I attended the four-day San Francisco Writers Conference which began on Feb. 13 & presumed I would be writing about what I learned there on my latest blog. Unfortunately on Feb. 15 I got a call that the dog that I have been fostering had cut loose only hours after I left her at the shelter where I got her. Trying to find her immediately became my top priority and while we have had some promising leads, as of this writing she still has not been found. Once the dust settles and hopefully she is back in my home I’ll come up for air and share my thoughts about the conference. Wish me luck finding Tink.
I have come to the conclusion that I need to get more serious about working on my novel. Rather than being a top priority somehow in the course of a day, a week, a month it seems to be something I postpone and instead choose all too often to do something else. Granted I am happy to say that I do have a rather full life and never find myself staring into space wondering “Gee I have too much free time on my hands, I’m bored, what am I going to do today?” For a significant portion of my adult life I have been a strong proponent of compiling a daily To-Do list either late in the evening or early in the morning as I am slurping down my second or third cup of coffee. It helps me to prioritize what I want to achieve for the day and gives me a sense of accomplishment by day’s end to see the items that I have crossed off my list. Having said that I realize that working on my novel frequently gets trumped by other activities.
Writing here on my blog is one of those activities that too often seems to creep ahead of spending time writing my novel. In the back of my mind I have rationalized that no matter what form it takes, creative writing is beneficial to sharpen my skills. I think there is some truth to that but… Granted this is not something I do on a daily basis but as anyone who has followed my blog for a while knows, my musings tend to be lengthy, sometimes totaling eight hundred or more words. A while back I had set a goal of composing at least a thousand words a day in my manuscript, vowing at the time I would commit to doing that and not stop until I reached that goal each day. Initially I was diligent about following that rule but somehow fell into sloppy habits and stopped being committed to achieving that not very demanding goal. If I am ever to give birth to this baby I need to get back to making my manuscript a top priority at least five days a week. I also know me well enough that once I am regularly achieving a thousand plus words a day before very long that number will likely double or triple.
This self-flagellation is a long way of saying that in addition to making other adjustments in my life I will be writing less often here and when I do write my postings will usually be briefer. Feel free to nag me with comments like “How’s that book coming along Ed?” “How many word did you add to your novel in the past day or week?” Or just be downright nasty and yell out “Hey a**hole, cut out the crap and get working!” Despite years of counseling long ago, it is possible to reawaken the guilt buried in my subconscious from my Catholic upbringing. End of story…for now. Thanks!
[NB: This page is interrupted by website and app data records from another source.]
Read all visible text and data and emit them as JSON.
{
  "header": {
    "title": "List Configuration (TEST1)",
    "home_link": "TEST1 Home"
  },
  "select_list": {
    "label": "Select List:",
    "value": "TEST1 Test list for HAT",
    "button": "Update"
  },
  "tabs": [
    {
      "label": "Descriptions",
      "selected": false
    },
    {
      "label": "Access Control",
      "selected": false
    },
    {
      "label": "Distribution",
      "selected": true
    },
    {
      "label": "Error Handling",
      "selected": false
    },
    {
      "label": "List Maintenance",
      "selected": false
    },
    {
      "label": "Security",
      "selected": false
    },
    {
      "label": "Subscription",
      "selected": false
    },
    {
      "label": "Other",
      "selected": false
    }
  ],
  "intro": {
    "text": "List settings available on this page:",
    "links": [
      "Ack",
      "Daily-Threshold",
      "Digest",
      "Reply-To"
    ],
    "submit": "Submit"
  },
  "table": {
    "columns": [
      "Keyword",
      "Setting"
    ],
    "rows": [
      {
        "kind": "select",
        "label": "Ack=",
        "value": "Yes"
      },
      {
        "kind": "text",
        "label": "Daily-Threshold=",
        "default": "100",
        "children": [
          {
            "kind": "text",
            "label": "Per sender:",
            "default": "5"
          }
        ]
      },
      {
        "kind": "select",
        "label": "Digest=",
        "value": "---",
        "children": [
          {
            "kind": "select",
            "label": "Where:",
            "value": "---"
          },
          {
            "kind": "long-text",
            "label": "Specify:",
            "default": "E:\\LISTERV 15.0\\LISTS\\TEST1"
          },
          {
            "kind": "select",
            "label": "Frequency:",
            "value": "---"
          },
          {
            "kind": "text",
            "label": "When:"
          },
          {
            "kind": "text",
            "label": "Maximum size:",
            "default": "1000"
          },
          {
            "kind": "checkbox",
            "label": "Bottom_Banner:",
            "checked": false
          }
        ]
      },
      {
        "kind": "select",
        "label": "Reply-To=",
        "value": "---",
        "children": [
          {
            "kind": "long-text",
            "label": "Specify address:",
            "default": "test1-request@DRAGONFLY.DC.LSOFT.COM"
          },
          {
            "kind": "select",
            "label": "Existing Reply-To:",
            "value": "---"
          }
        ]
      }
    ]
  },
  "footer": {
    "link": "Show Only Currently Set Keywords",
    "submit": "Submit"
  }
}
I just today received the following message from J. H. Trumble, whose novel Just Between Us I reviewed last week. “I love you Ed Hartnett! I’m so touched by your review of this book, all my books! I worried a lot about JBU, but I know you to be a discriminating reader. So if JBU worked for you, then I am satisfied. Thank you so much!”
I cannot begin to express how flattered I was to get such a wonderful message from her. This was her third novel and I have now read all three, loving each one. If you type in J. H. Trumble in the search bar you can find my reviews of each of her works. Do yourself a favor and read at least one of these books very soon!